Land Rover/Range Rover offers a full roster of electrified models with PHEV powertrain options currently powered by a 2.0L turbocharged four-cylinder gas engine mated to an electric hybrid system. They are rated at a 5,000-pound towing capacity. And Land Rover recently announced a new 434-horsepower plug-in hybrid for 2023, and an all-electric Range Rover for 2024.
Mercedes-Benz is also in the process of moving more of its fleet (already containing several examples of EVs that can tow in the 3,500- to 5,000-pound range) toward more sophisticated electrification with all-electric-first chassis design across the board beginning in 2025.
However, the most exciting new EV vehicles that can tow seem to be coming soon from two U.S.-based brands. Chevrolet has announced it will deliver an all-electric 2024 Silverado pickup truck with a 400-mile range and 10,000 pounds of towing capacity.
A later version will boost towing to the 20,000-pound mark. We may see the first model in spring 2023.
Ford beat its competition by a nose, announcing the debut of its first all-electric F-Series truck with an estimated 300-mile range and a towing capacity of up to 10,000 pounds with the extended-range battery. The Ford F-150 Lightning Pro is said to have an on-sale date of spring 2022.

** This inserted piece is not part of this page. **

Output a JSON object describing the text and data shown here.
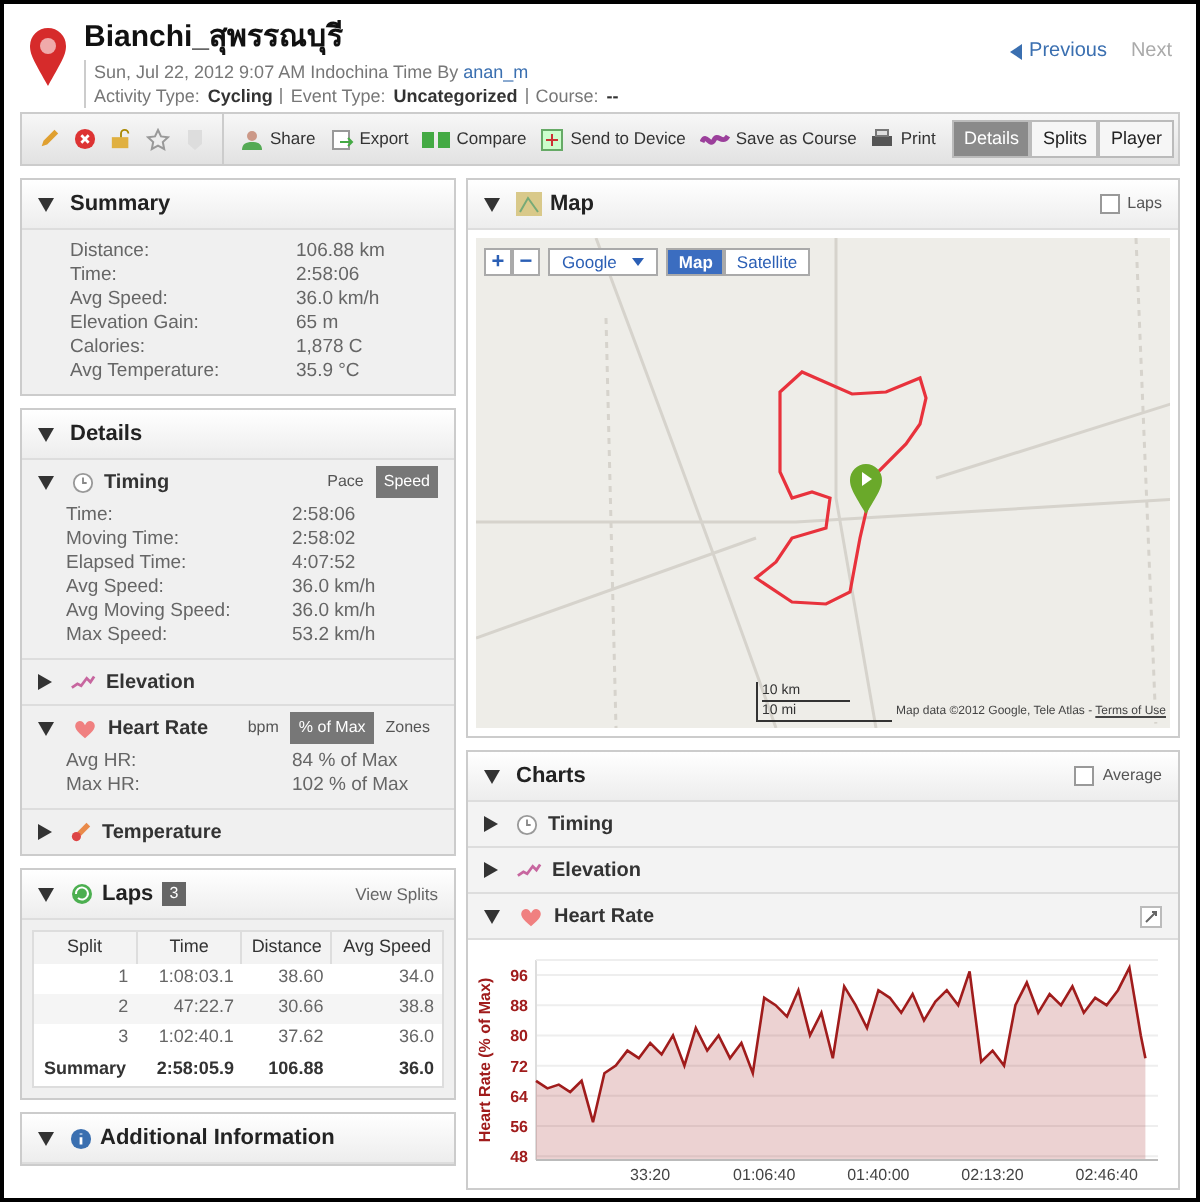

The future of EVs that can tow certainly seems bright from here.